As a rule, when writing in a way to introduce to and inspire people to explore our great outdoors, I shy away from negativity surrounding environmental catastrophes in an effort to no overwhelm and take the time to encourage further self-education. In an over simulated world awash with a variety of negativity – exploring them only leads to people switching off..

I don’t know why these huge expanses of mangroves have carked it – in fact, no one has been able to ascertain exactly why given it’s sudden occurrence and the extreme remoteness of the Gulf – only time will tell..

I do know that we’re fortunate enough to be able to create a positive future for any environment under stress..

This lays in our collective creativeness – and our ability to escape from our distractions!

We can decide to create our future where the beauty of the world is protected, where we live without events such as the one playing out below me (and if you want other examples where humans are proven to be the cause of environmental destruction, I have plenty to share – just ask).

We’ve already got our friends and family – we just need to involve the sea, mountains, bush and rivers on a more regular basis – we just need to really fall in love with the beauty around us!

Because when you love something – you don’t treat it like shit or fuck it up. You protect it, forever..

I’m certain that caring and learning about the world around you can stem from that first appreciation of natures simple beauty, from when you find yourself surrounded by and a part of the world around you. From there an amazing future awaits all of us..

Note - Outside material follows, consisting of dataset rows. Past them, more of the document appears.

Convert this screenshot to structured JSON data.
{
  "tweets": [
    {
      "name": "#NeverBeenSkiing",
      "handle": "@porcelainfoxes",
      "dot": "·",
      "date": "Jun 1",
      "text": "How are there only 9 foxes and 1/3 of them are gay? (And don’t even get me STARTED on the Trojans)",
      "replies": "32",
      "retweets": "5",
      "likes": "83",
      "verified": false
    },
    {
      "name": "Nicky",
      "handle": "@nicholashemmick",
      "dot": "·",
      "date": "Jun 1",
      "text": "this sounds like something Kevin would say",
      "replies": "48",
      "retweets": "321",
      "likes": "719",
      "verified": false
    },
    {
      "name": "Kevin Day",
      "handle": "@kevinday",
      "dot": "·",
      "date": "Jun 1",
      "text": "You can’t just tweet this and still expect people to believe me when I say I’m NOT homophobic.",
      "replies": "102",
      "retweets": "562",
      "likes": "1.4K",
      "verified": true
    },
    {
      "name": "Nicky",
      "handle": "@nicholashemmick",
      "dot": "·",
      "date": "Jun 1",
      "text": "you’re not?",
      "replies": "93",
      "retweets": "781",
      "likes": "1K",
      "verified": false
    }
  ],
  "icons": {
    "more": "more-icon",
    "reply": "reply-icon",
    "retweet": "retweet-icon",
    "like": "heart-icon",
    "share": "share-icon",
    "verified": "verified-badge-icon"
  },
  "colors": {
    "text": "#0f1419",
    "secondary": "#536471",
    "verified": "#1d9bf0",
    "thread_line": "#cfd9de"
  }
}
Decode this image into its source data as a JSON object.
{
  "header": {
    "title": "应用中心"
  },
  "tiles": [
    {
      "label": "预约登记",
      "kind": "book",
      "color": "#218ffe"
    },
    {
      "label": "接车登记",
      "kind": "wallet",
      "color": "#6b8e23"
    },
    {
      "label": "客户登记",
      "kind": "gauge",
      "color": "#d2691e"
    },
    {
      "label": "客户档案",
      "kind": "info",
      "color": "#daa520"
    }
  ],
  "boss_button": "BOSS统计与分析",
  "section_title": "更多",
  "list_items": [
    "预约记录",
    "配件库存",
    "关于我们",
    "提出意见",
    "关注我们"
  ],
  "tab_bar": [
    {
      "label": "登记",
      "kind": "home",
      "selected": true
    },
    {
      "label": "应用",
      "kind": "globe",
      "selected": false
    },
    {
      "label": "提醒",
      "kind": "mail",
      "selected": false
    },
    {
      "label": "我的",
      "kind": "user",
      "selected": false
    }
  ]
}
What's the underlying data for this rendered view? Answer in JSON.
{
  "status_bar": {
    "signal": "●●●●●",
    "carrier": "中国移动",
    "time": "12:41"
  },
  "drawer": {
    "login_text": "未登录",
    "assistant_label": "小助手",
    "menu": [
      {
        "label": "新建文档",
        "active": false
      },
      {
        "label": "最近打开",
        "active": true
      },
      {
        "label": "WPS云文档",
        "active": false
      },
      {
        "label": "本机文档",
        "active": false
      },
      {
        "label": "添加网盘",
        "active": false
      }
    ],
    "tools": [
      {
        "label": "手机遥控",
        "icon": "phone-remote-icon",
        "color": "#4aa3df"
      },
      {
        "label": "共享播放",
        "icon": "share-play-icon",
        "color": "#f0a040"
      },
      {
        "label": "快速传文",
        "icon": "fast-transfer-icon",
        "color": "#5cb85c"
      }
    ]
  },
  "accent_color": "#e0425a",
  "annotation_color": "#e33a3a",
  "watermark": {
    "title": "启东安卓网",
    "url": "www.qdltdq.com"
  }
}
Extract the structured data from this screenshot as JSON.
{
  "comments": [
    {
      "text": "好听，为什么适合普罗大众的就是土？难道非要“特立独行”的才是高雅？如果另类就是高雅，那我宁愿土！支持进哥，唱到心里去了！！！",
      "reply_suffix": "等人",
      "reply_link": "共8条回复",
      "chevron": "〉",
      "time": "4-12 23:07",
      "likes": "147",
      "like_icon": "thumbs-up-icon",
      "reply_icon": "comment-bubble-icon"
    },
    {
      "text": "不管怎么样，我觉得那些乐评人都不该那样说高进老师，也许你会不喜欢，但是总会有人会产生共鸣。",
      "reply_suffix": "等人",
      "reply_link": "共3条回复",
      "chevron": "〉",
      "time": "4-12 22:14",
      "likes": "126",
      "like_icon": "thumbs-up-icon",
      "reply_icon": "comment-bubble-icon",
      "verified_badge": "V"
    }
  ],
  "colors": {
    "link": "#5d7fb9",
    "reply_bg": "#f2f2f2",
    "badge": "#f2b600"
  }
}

By now the ink is fading, my text truely lagging, and the sun far past setting. Queensland disappeared long ago, as a layer of clouds looking more like mashed potatoes slapped onto a plate than clouds finally blocked it from view, leaving me to wonder what’s for dinner in Brissy tonight..